The Toronto Taste Challenge
It’s usually the Maple Leafs who put their reputations on the line at the Air Canada Centre, but Monday there was an event of career importance to over 200 of Toronto’s wine professionals. The city’s top palates gathered in the Platinum Club overlooking centre ice to compete in a blind tasting challenge for about $80,000 in wine-related prizes. It was free to any and all aspirants, with seven international wines presented to professionals, three to amateurs, with both groups also having to identify three Canadian VQA wines. With each wine, contestants had to identify grape variety (four points), country of origin (three points), region or specific appellation (two points) and vintage date (one point).
Now in its third year, The Wine Tasting Challenge is presented by the Rennaissance Project, a program backed by Via Allegro‘s Phil Sabatino and wine importer Howard Wasserman of B&W Wines to raise Toronto’s profile as a culinary destination. The competition is administered by the Cool Climate Oenology and Viticultural Institute at Brock University, with Toronto Life being one of several sponsors. Toronto Life will announce the winners in an upcoming issue, and I will keep you posted as to when that will be.
As a representative of the magazine, I wasn’t able to compete for the prizes (including a trip to Tuscany to visit Antinori) but I stuck my nose into the glasses—and into other people’s business—in order to convey some of the colour, aroma, texture and angst of a blind tasting competition. As competitor Alex Evans, sommelier at Boba said: “It was very humbling indeed.” Lesley Provost, a recent grad of the Canadian Association of Sommelier program at George Brown College, said, “I was waiting for at least one wine to jump and be dead easy. But none did. So I had to do it the hard way by making a series of deductions with each wine.”
It was indeed difficult. There should almost be a 10-minute limbering-up process at these things. For the first while I felt stuck in neutral, so I tried to get into the zone by smelling and tasting all the wines, making side notes, before committing my final guesses. I only easily recognized two reds, from Spain and Italy, where the grape varieties are out of the mainstream French and New World varieties.

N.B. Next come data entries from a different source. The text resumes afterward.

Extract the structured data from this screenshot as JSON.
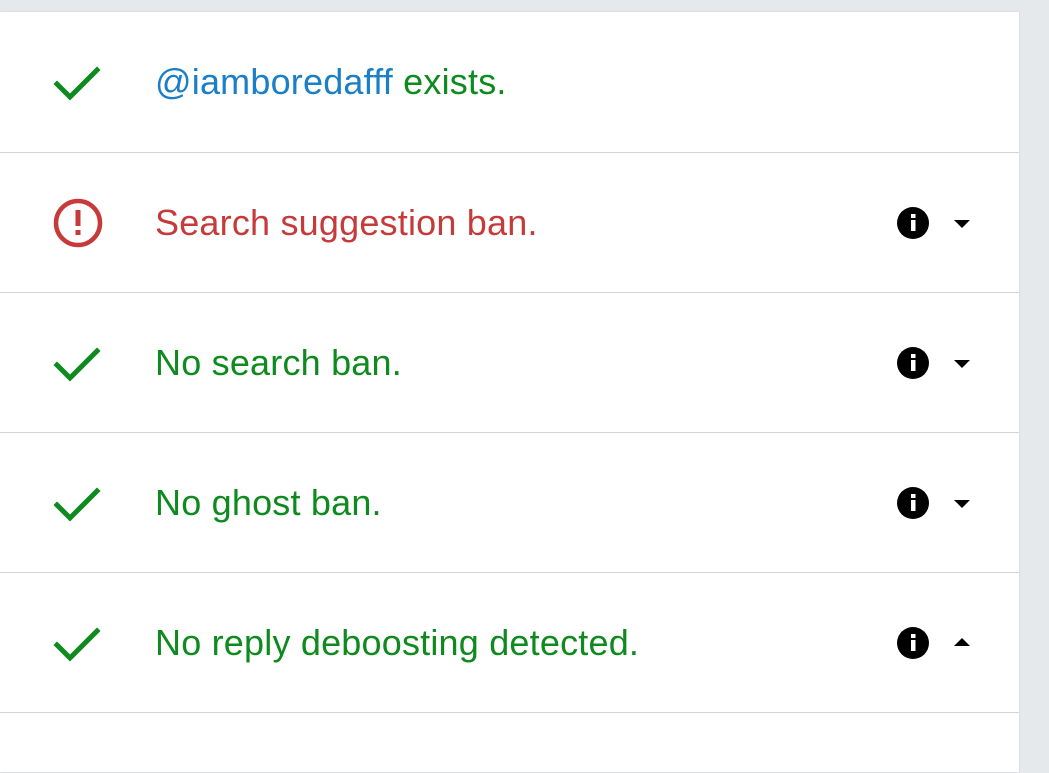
{
  "colors": {
    "ok": "#0e8a1e",
    "bad": "#c63a3a",
    "handle": "#1a7fc6"
  },
  "rows": [
    {
      "status": "ok",
      "status_icon": "check-icon",
      "handle": "@iamboredafff",
      "text": " exists.",
      "has_info": false
    },
    {
      "status": "bad",
      "status_icon": "alert-circle-icon",
      "text": "Search suggestion ban.",
      "has_info": true,
      "expanded": false
    },
    {
      "status": "ok",
      "status_icon": "check-icon",
      "text": "No search ban.",
      "has_info": true,
      "expanded": false
    },
    {
      "status": "ok",
      "status_icon": "check-icon",
      "text": "No ghost ban.",
      "has_info": true,
      "expanded": false
    },
    {
      "status": "ok",
      "status_icon": "check-icon",
      "text": "No reply deboosting detected.",
      "has_info": true,
      "expanded": true
    }
  ]
}
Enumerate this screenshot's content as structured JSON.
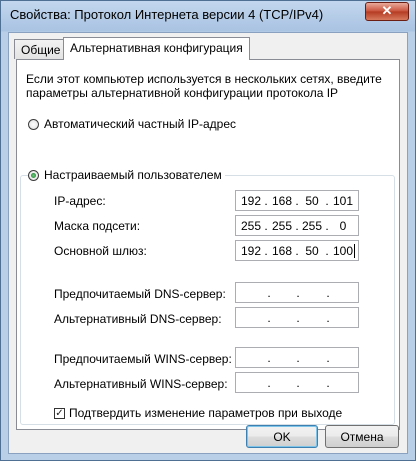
{
  "window": {
    "title": "Свойства: Протокол Интернета версии 4 (TCP/IPv4)",
    "close_label": "✕"
  },
  "tabs": [
    {
      "label": "Общие",
      "active": false
    },
    {
      "label": "Альтернативная конфигурация",
      "active": true
    }
  ],
  "description": {
    "line1": "Если этот компьютер используется в нескольких сетях, введите",
    "line2": "параметры альтернативной конфигурации протокола IP"
  },
  "options": {
    "automatic": {
      "label": "Автоматический частный IP-адрес",
      "checked": false
    },
    "user_defined": {
      "label": "Настраиваемый пользователем",
      "checked": true
    }
  },
  "fields": {
    "ip_address": {
      "label": "IP-адрес:",
      "octets": [
        "192",
        "168",
        "50",
        "101"
      ]
    },
    "subnet_mask": {
      "label": "Маска подсети:",
      "octets": [
        "255",
        "255",
        "255",
        "0"
      ]
    },
    "default_gateway": {
      "label": "Основной шлюз:",
      "octets": [
        "192",
        "168",
        "50",
        "100"
      ]
    },
    "preferred_dns": {
      "label": "Предпочитаемый DNS-сервер:",
      "octets": [
        "",
        "",
        "",
        ""
      ]
    },
    "alternate_dns": {
      "label": "Альтернативный DNS-сервер:",
      "octets": [
        "",
        "",
        "",
        ""
      ]
    },
    "preferred_wins": {
      "label": "Предпочитаемый WINS-сервер:",
      "octets": [
        "",
        "",
        "",
        ""
      ]
    },
    "alternate_wins": {
      "label": "Альтернативный WINS-сервер:",
      "octets": [
        "",
        "",
        "",
        ""
      ]
    }
  },
  "validate": {
    "label": "Подтвердить изменение параметров при выходе",
    "checked": true,
    "mark": "✓"
  },
  "buttons": {
    "ok": "OK",
    "cancel": "Отмена"
  },
  "ip_separator": "."
}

Differentiation between Old and New World styling has long been the divining rod in the blind taster’s quiver. By the book, New World wine should be riper, higher in alcohol, and softer, with Europe showing higher acidity, less ripeness, more minerality. But this day the differences were not at all obvious. Defending champ Roger Torriero, a researcher and writer with the LCBO, put it perfectly. “It was very difficult because of the trend to blurring of Old and New World styles” he explained, and he is absolutely correct. Those who are concerned about global homogeny of wine style may have a point.
I was having real trouble in particular with the younger reds that showed the bright, ripe sweet fruit of the New World warmer climes, then also showed the firm acidity and minerality that had me thinking France. I could have sworn that lighter, inexpensive Argentine malbec was a ripe 2005 Cotes du Rhone, and that beautifully ripe, light Chinon cabernet franc from the Loire was sturdy village Beaujolais. And that the South African gooseberry-scented sauvignon blanc was a Loire Pouilly Fume. (I did, however, nail the three Canadian wines, missing only one vintage date.)
Torriero also summed it well by saying, “It depends on the day.” The potential variables of a particular terroir, winemaking technique, condition of the individual bottle, the mood of the taster, who chose the wines and why, are so enormous that no outcome can be assured. So what it is the point of the exercise? As true hockey fans might appreciate, it’s in the playing of the game. Blind tasting is the sport of wine appreciation pure and simple, and has very little to do with being able to assess quality, value, what wine will go with dinner, or should be given to Aunt Emma on her next birthday.
For a list of what wines were poured, and other details please go to www.winetastingchallenge.com